§ **Your instructions**:
In the listing below, every line with the word "icon" needs to be copied.

BEGIN

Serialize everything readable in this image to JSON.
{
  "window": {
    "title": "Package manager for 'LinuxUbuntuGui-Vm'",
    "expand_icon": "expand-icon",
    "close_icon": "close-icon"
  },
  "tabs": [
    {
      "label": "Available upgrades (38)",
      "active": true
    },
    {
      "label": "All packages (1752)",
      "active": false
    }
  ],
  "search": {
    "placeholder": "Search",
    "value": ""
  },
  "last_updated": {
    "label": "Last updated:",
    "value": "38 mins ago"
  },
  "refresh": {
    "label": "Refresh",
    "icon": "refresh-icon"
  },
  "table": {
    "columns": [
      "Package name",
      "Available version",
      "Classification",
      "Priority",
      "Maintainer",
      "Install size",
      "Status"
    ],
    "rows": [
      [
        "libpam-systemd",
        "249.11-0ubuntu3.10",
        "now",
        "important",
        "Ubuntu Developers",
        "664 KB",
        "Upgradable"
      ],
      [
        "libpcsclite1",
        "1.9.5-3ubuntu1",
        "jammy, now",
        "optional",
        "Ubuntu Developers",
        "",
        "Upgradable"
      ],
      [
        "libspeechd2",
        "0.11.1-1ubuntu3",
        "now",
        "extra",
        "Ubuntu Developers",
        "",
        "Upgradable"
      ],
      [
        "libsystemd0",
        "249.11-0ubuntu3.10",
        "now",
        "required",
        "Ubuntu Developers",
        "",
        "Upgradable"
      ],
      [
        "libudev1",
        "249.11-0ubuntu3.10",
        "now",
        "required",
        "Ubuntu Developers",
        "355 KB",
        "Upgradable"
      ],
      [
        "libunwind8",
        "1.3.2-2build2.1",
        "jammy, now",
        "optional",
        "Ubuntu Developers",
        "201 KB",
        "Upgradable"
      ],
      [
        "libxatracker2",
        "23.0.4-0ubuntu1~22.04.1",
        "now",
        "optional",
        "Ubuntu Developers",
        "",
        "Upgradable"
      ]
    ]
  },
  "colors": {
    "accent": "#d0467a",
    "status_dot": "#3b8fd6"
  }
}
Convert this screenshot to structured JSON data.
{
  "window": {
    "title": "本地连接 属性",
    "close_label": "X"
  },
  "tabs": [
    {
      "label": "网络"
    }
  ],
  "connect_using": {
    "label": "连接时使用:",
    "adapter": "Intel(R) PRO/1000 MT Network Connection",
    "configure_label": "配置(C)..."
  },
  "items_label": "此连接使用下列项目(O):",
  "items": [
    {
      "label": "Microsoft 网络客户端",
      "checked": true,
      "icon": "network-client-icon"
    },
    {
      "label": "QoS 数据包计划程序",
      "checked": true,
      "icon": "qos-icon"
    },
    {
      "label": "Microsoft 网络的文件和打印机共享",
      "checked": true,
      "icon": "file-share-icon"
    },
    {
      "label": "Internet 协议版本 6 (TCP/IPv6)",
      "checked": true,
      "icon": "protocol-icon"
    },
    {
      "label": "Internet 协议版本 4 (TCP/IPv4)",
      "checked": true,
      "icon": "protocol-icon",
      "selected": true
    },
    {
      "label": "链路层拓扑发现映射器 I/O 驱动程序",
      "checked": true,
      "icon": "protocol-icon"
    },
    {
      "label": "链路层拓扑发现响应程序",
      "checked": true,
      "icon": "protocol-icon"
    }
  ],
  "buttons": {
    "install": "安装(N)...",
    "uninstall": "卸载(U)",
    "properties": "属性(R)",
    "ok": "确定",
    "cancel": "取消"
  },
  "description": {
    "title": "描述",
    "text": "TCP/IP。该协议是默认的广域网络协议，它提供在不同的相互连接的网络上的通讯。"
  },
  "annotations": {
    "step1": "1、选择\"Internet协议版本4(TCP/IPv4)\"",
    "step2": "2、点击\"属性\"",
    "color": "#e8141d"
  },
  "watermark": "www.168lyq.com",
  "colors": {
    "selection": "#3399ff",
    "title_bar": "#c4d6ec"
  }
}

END

§ **Written response**:
    "expand_icon": "expand-icon",
    "close_icon": "close-icon"
    "icon": "refresh-icon"
      "icon": "network-client-icon"
      "icon": "qos-icon"
      "icon": "file-share-icon"
      "icon": "protocol-icon"
      "icon": "protocol-icon",
      "icon": "protocol-icon"
      "icon": "protocol-icon"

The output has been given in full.